Asian stocks rallied for a sixth day, South Korea’s won strengthened and regional bonds rose after central banks including the Federal Reserve signaled monetary policies will remain accommodative.
Raw-materials producers were the biggest gainers on an MSCI index of Asian shares outside of Japan, where markets are shut for a holiday. The S&P 500 Index advanced on Wednesday as the Fed left rates unchanged and scaled back its projections for hikes in 2017 and beyond. The won jumped the most since June as the dollar held losses from the last session. New Zealand’s currency weakened and its 10-year bonds surged by the most since June after its central bank said further policy easing will be needed. Crude oil gained following an unexpected slide in U.S. stockpiles.

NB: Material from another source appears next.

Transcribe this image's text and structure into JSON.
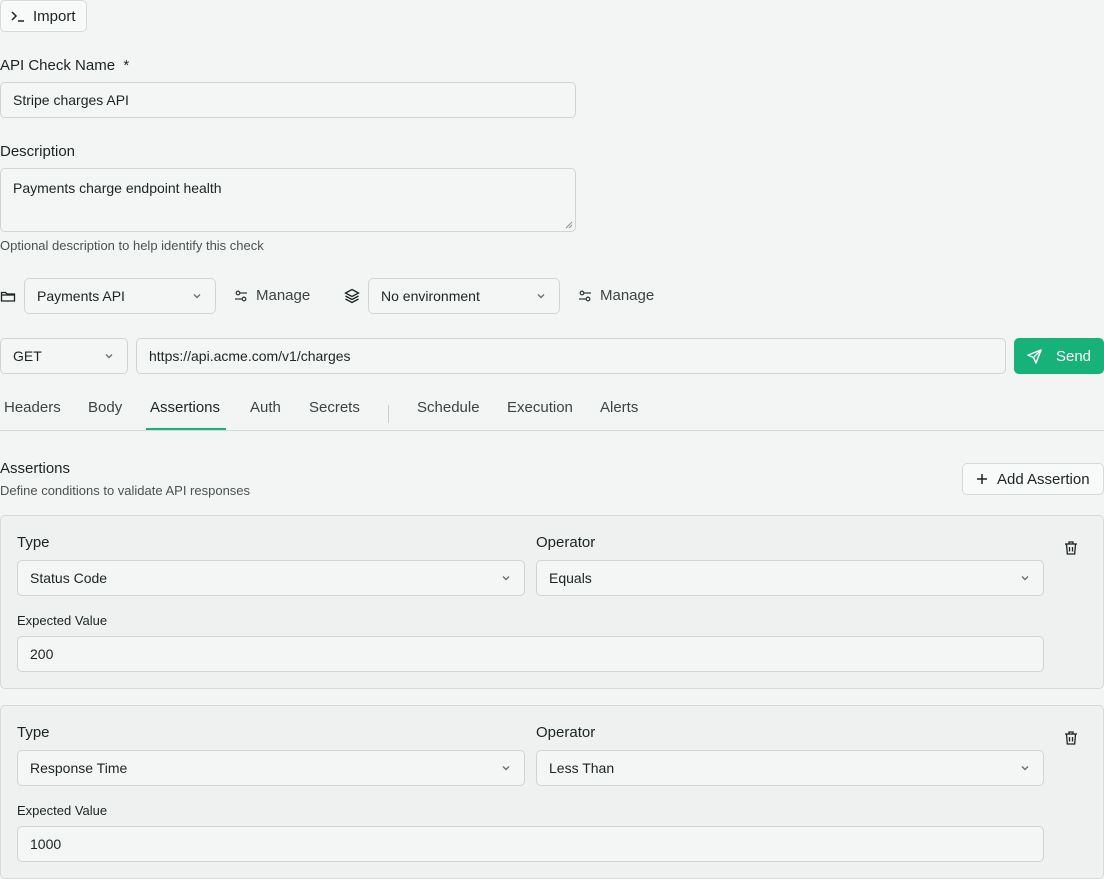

Loose monetary policies in the U.S., Europe and Asia have helped power gains in stocks, bonds and commodities this year and the latest signals from central bankers suggest the era of cheap money has further to run. While the Fed still sees a rate hike this year, its projection for increases next year was trimmed to two from three. Japan’s central bank on Wednesday pledged to overshoot its 2 percent inflation goal and took steps to limit the negative side effects of its record stimulus. Indonesia’s central bank is forecast to lower interest rates on Thursday, and some economists see scope for a cut in Norway as well.

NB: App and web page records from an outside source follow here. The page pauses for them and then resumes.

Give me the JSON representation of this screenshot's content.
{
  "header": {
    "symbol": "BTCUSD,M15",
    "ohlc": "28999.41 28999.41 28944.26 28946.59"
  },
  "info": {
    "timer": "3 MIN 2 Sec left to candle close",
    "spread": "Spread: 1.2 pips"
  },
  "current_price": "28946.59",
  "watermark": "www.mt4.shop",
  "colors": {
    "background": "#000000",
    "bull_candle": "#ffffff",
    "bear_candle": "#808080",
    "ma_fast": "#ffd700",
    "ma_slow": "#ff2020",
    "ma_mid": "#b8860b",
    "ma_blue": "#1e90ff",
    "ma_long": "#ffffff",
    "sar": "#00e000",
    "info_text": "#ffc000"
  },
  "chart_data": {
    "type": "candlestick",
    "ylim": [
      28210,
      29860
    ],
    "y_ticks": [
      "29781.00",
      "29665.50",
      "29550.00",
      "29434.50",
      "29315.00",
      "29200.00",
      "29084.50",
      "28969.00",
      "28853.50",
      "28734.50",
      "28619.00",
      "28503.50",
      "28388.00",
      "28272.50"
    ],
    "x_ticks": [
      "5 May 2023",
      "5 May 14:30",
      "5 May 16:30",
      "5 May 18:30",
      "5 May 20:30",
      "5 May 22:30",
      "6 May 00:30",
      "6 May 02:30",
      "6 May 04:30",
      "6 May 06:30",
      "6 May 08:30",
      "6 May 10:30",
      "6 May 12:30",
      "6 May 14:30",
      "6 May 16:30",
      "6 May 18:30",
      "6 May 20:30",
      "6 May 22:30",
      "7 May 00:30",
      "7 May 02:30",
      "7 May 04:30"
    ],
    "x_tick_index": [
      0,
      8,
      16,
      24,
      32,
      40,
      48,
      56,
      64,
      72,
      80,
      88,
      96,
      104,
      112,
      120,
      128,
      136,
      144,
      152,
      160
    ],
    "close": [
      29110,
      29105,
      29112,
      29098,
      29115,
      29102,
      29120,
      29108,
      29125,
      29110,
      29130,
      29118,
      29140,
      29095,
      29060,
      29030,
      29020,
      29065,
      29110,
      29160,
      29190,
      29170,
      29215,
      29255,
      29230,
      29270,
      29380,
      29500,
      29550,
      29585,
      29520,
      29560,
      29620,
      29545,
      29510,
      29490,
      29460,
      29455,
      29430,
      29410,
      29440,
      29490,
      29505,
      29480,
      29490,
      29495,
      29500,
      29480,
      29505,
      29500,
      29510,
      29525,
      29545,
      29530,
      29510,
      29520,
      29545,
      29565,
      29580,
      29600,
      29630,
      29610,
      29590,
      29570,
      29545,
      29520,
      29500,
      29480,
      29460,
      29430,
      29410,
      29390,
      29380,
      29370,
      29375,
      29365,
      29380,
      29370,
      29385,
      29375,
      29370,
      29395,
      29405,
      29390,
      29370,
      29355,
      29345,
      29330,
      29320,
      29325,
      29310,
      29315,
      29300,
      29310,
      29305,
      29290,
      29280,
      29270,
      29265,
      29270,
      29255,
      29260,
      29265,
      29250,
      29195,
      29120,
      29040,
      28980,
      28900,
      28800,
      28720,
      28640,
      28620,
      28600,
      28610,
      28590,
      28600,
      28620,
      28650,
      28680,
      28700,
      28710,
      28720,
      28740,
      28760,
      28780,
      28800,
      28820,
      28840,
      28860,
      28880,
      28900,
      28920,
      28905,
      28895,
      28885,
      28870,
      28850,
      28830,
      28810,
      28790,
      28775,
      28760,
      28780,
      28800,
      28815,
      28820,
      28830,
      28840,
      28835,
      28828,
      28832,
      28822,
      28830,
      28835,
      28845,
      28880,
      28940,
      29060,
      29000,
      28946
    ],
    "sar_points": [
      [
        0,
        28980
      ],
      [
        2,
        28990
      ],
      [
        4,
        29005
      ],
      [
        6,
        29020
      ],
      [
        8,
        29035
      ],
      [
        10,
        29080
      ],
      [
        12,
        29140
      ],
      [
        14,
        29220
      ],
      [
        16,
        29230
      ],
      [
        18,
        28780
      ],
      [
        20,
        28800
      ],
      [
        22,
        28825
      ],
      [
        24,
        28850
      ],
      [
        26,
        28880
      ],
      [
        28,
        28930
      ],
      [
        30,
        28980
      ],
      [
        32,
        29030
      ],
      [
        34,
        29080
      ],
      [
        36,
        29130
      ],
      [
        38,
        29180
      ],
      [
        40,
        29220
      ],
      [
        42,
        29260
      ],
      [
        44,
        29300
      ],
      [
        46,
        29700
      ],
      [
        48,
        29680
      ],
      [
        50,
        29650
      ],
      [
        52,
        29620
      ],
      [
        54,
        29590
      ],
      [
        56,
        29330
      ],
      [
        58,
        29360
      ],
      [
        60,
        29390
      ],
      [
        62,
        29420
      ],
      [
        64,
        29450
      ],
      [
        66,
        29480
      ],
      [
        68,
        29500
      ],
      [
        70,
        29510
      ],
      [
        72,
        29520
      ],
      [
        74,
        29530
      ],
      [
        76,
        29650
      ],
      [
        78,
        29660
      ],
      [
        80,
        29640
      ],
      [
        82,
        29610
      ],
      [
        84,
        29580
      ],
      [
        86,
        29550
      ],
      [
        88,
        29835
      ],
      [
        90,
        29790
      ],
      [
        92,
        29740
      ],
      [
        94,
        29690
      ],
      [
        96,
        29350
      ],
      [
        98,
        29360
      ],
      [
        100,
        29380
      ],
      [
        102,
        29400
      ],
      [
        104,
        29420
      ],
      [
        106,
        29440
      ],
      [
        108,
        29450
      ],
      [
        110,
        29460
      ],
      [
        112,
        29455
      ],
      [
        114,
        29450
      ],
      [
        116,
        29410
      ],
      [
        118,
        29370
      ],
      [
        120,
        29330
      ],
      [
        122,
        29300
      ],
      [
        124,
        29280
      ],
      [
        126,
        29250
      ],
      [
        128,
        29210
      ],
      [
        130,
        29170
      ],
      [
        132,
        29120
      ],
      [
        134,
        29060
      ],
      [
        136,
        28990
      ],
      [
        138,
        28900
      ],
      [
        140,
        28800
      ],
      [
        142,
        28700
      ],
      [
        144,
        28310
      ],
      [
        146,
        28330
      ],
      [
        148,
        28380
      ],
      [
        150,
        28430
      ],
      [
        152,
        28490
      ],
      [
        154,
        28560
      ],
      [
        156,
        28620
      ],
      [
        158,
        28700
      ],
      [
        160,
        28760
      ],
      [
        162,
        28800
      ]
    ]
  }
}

The period “of having very low developed market rates for a very long time, and investors needing yields, that is still there,” Peter Kinsella, head of emerging market economic and foreign-exchange research at Commerzbank AG, told Bloomberg TV in Hong Kong. “We had previously thought it was going to be an aggressive Fed rate hiking cycle and it’s clearly not going to be that.”
The MSCI Asia Pacific excluding Japan Index was up 1.3 percent as of 10:20 a.m. Hong Kong time. The city’s Hang Seng Index climbed 1.4 percent and the Hang Seng China Enterprises Index rallied 2.1 percent, the region’s biggest gains.
Futures on the S&P 500 Index declined 0.1 percent after the underlying gauge climbed 1.1 percent in the last session. Contracts on the FTSE 100 Index added 0.3 percent.
The Japanese central bank’s policy tweaks give it scope to keep easing to revive the economy and inflation, while limiting the negative impact on bank earnings.
The ringgit strengthened 0.5 percent, the most in two weeks, as the pickup in oil prices brightened prospects for Malaysia, Asia’s only major net exporter of crude.
New Zealand’s 10-year bonds climbed 1 percent, pushing their yield down by 11 basis points to 2.50 percent. The Reserve Bank of New Zealand kept its key interest rate at a record low on Thursday and said further reductions will be needed in order to move inflation toward its 2 percent target. Investors increased bets on a November rate cut, with the probability of a move by then rising by 18 percentage points to 69 percent in the swaps market.
“The RBNZ Statement, although little changed from August, was slightly more dovish than the market anticipated,” said Jason Wong, a currency strategist in Wellington at Bank of New Zealand Ltd. .
Ten-year bond yields in Australia and South Korea dropped by seven basis points to 2.06 percent and 1.53 percent, respectively. The rate on similar-maturity U.S. Treasuries fell four basis points on Wednesday to 1.65 percent.
Crude oil for delivery in November rose 1 percent to $45.79 a barrel in New York, after rallying 2.9 percent in the last session. U.S. inventories fell by 6.2 million barrels last week, official data showed Wednesday, spurring optimism a glut will ease. OPEC members Saudi Arabia and Iran, whose rivalry derailed an oil supply accord earlier this year, held talks in Vienna a week before the organization and Russia meet Sept. 28 in Algeria to discuss measures to stabilize prices.
Nickel climbed 1.7 percent in London, leading gains among industrial metals. Aluminum and zinc rose 1 percent.